## Exercise instructions
Only the lines that contain the string "Review" belong in the answer; pull them from the records.

## Data for processing
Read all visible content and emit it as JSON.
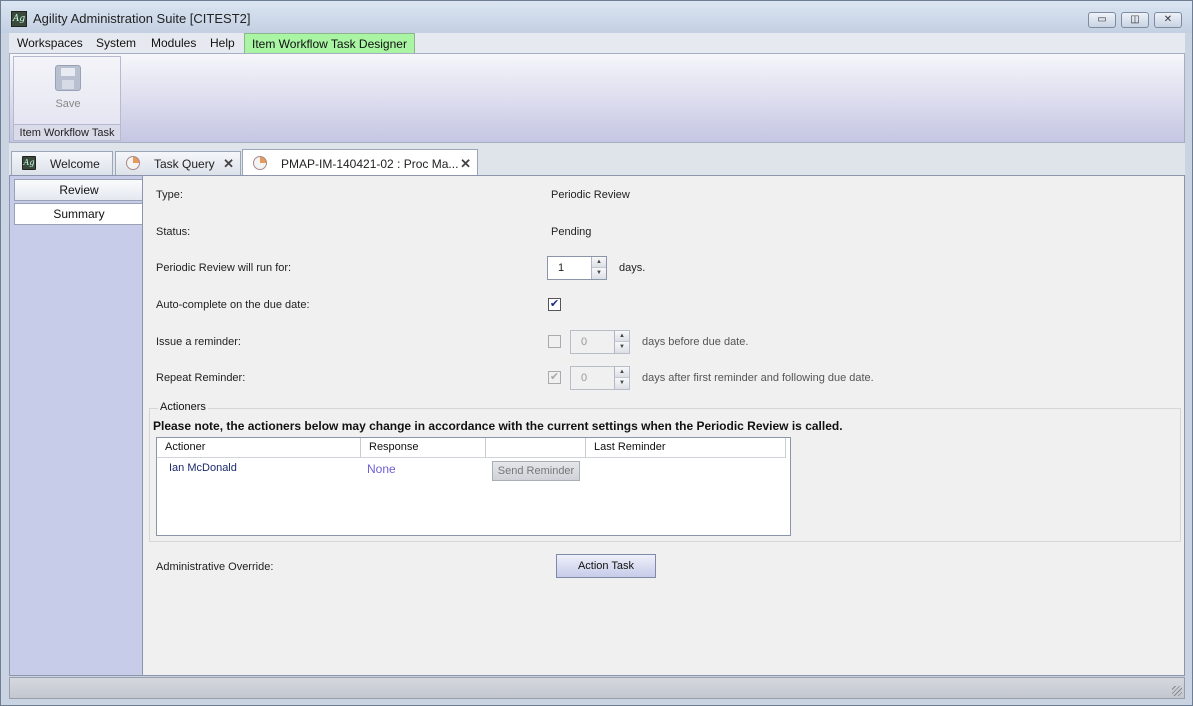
{
  "window": {
    "title": "Agility Administration Suite [CITEST2]",
    "app_icon_text": "Ag",
    "controls": {
      "minimize": "▭",
      "maximize": "◫",
      "close": "✕"
    }
  },
  "menu": {
    "items": [
      "Workspaces",
      "System",
      "Modules",
      "Help"
    ],
    "active_tab": "Item Workflow Task Designer"
  },
  "ribbon": {
    "save_label": "Save",
    "group_label": "Item Workflow Task"
  },
  "tabs": [
    {
      "label": "Welcome",
      "icon": "agility-logo-icon",
      "closable": false
    },
    {
      "label": "Task Query",
      "icon": "task-pie-icon",
      "closable": true
    },
    {
      "label": "PMAP-IM-140421-02 : Proc Ma...",
      "icon": "task-pie-icon",
      "closable": true,
      "active": true
    }
  ],
  "tab_close_glyph": "✕",
  "sidebar": {
    "items": [
      "Review",
      "Summary"
    ],
    "selected": "Summary"
  },
  "form": {
    "type_label": "Type:",
    "type_value": "Periodic Review",
    "status_label": "Status:",
    "status_value": "Pending",
    "run_for_label": "Periodic Review will run for:",
    "run_for_value": "1",
    "run_for_suffix": "days.",
    "auto_complete_label": "Auto-complete on the due date:",
    "auto_complete_checked": true,
    "reminder_label": "Issue a reminder:",
    "reminder_checked": false,
    "reminder_value": "0",
    "reminder_suffix": "days before due date.",
    "repeat_label": "Repeat Reminder:",
    "repeat_checked": true,
    "repeat_value": "0",
    "repeat_suffix": "days after first reminder and following due date.",
    "check_glyph": "✔",
    "spin_up_glyph": "▲",
    "spin_down_glyph": "▼"
  },
  "actioners": {
    "legend": "Actioners",
    "note": "Please note, the actioners below may change in accordance with the current settings when the Periodic Review is called.",
    "columns": [
      "Actioner",
      "Response",
      "",
      "Last Reminder"
    ],
    "rows": [
      {
        "actioner": "Ian McDonald",
        "response": "None",
        "button": "Send Reminder",
        "last_reminder": ""
      }
    ]
  },
  "override": {
    "label": "Administrative Override:",
    "button": "Action Task"
  },
  "colors": {
    "active_menu_tab": "#a9f5a3",
    "response_text": "#6e5fd0",
    "actioner_text": "#1b2a6b"
  }
}
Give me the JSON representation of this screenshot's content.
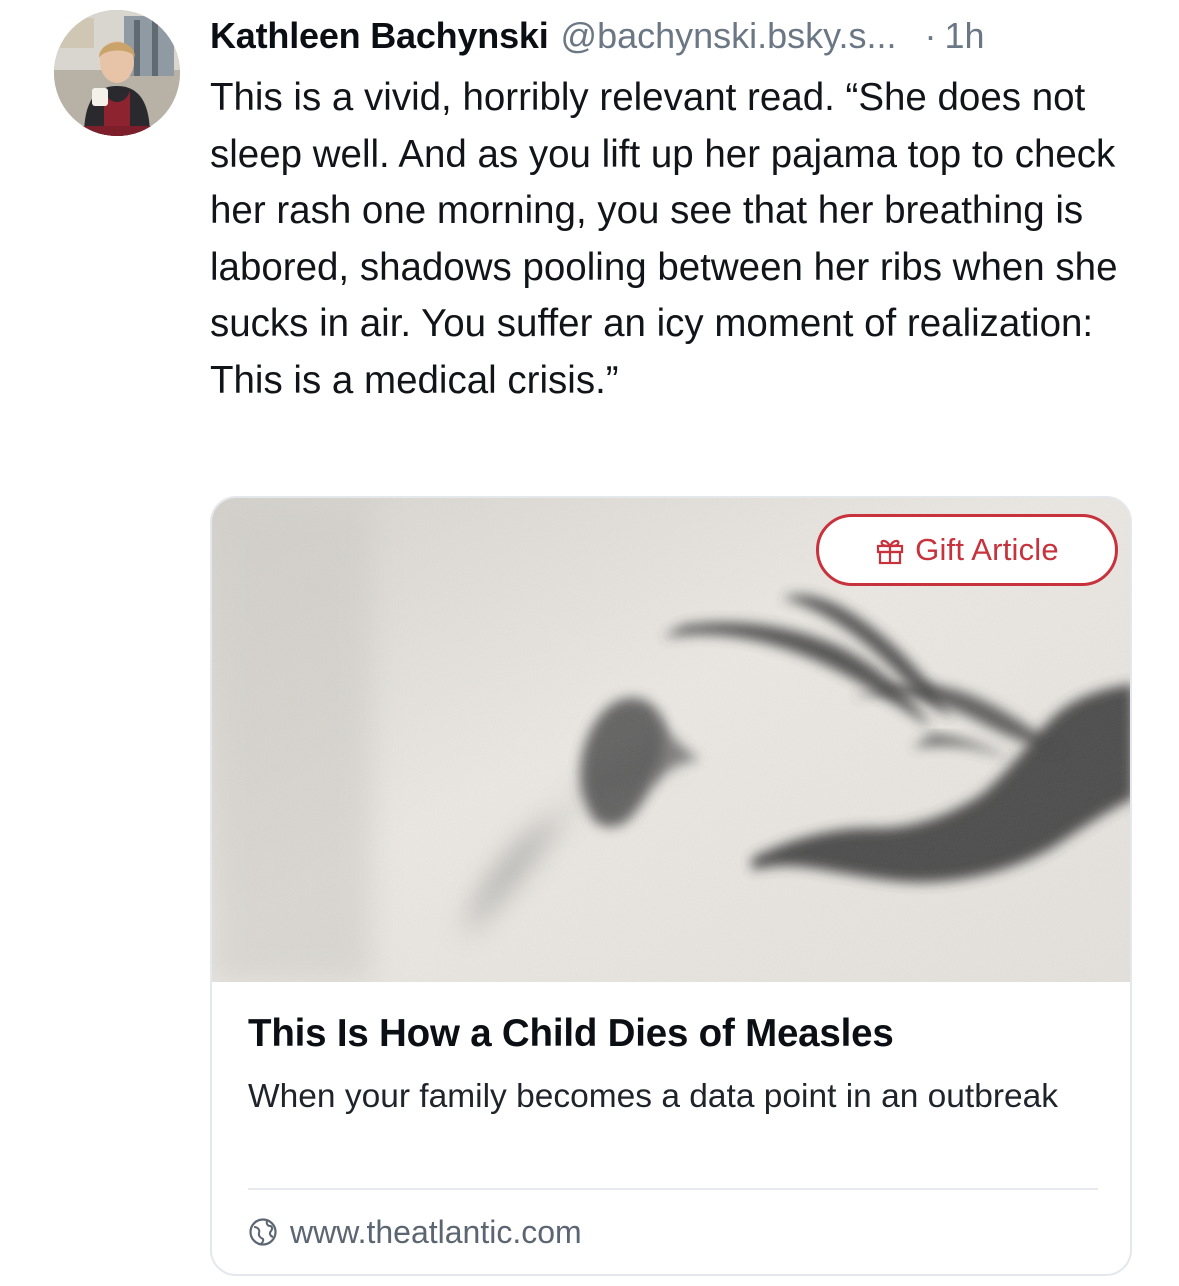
{
  "post": {
    "author": {
      "display_name": "Kathleen Bachynski",
      "handle": "@bachynski.bsky.s...",
      "avatar_icon": "avatar-photo"
    },
    "separator": "·",
    "timestamp": "1h",
    "text": "This is a vivid, horribly relevant read. “She does not sleep well. And as you lift up her pajama top to check her rash one morning, you see that her breathing is labored, shadows pooling between her ribs when she sucks in air. You suffer an icy moment of realization: This is a medical crisis.”"
  },
  "link_card": {
    "image_icon": "hand-shadow-image",
    "gift_button": {
      "label": "Gift Article",
      "icon": "gift-icon",
      "color": "#c8323c"
    },
    "title": "This Is How a Child Dies of Measles",
    "description": "When your family becomes a data point in an outbreak",
    "domain": "www.theatlantic.com",
    "domain_icon": "globe-icon"
  },
  "colors": {
    "text": "#111418",
    "muted": "#6b7785",
    "border": "#e4e7eb",
    "accent": "#c8323c"
  }
}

## Output of the task
      "Review",
    "type_value": "Periodic Review",
    "run_for_label": "Periodic Review will run for:",
    "note": "Please note, the actioners below may change in accordance with the current settings when the Periodic Review is called.",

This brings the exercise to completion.